By Beth Clark
The Kincaid House, the 19th-century brick Italianate farmhouse at the corner of 106th Street and Kincaid Drive that was threatened with demolition June 9, will have a new address on land donated by local company Navient, formerly Sallie Mae.
According to a joint press release by the Noblesville Preservation Alliance, a non-profit organization that promotes the preservation of historic homes, and by loan management company Navient, the company will allocate two acres of land on the west side of its Fishers campus for the relocation of the historic Kincaid House.
The house is saved, almost.
With the land secured, Noblesville Preservation Alliance is now focused on raising the funds needed to move the Kincaid House from its current location to Navient’s campus on USA Parkway this fall.
“We are halfway to saving the Kincaid House, thanks to Navient’s generous land donation,” said Mike Corbett, Noblesville Preservation Alliance treasurer. “In the coming days and weeks, we will determine a budget and plan to move this historic farmhouse as soon as possible.”
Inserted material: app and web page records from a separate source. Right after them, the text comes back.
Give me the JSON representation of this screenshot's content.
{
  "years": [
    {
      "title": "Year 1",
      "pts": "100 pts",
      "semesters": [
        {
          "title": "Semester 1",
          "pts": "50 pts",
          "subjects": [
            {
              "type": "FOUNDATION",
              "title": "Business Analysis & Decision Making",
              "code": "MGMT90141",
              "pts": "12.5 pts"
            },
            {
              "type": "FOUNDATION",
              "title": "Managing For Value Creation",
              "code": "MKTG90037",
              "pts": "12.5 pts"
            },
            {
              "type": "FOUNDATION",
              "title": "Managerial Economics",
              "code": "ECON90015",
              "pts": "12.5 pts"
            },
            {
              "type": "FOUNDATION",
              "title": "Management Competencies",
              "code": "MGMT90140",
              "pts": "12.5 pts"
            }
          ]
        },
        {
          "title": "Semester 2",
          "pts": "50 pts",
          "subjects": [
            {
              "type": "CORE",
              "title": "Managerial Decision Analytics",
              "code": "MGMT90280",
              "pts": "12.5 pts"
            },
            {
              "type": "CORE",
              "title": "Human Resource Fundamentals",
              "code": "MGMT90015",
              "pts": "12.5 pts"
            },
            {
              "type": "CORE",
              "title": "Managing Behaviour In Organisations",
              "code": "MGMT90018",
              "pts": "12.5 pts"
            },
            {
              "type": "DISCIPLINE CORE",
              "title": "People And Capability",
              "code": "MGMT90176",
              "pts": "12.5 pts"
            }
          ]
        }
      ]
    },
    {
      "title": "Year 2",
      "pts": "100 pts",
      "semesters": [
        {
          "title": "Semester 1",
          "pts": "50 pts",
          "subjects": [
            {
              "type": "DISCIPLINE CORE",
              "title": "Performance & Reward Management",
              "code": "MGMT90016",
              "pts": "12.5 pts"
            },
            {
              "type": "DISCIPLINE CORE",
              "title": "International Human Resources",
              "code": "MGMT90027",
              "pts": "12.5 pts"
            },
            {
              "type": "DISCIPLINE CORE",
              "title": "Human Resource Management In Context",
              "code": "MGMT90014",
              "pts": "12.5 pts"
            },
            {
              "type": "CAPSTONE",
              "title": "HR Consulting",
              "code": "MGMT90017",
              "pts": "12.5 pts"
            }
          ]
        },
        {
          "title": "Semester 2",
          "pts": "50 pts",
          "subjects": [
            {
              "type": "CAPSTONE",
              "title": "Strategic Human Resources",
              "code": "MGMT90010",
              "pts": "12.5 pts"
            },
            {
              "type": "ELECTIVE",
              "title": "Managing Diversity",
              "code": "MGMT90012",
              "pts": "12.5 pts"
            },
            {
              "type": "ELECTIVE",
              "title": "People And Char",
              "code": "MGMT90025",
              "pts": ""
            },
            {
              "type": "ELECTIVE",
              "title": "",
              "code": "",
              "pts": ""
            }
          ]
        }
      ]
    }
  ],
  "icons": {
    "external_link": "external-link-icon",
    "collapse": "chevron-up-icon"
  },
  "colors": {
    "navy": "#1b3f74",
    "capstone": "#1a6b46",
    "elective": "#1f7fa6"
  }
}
Although the house will need to travel less than a mile to its future home between Interstate 69 and Navient’s 470,000-square foot facility, the cost of moving the 153-year-old solid brick house is significant. Even a substantial contribution from the present owner of the property, development and construction firm Thompson Thrift, will only cover a portion of the estimated $100,000 cost of relocation.
In addition to the expense of relocation, the Noblesville Preservation Alliance and partner organizations must also consider a future use for the house.
Shortly before the house was scheduled for demolition in early June, Indiana Landmarks and the Noblesville Preservation Alliance, along with Hamilton County Tourism, the Hamilton County Historical Society, and Fishers’ Historic Ambassador House, entered into discussions with the Town of Fishers and Thompson Thrift to save the house from the wrecking ball.
The farmhouse, built by the Peter Flanagan family in 1861 from clay bricks made on-site, was more recently owned by Dan Kincaid, a descendant of Loma E. Kincaid, the founder of L.E. Kincaid Meat Market in Indianapolis. Thompson Thrift acquired the house and property in 2013. Convinced of its historical significance and backed by public support in favor of saving the house, Thompson Thrift agreed to halt demolition and provide time for the organizations involved to consider options to relocate the structure.
Navient, in an effort to help preserve one of Fishers few remaining historical buildings, donated land for the Kincaid House. The company will resign ownership of the land to whoever agrees to rehabilitate and maintain the house after it is moved.
Tax-deductible donations will be accepted at http://movethekincaidhouse.org through September 30.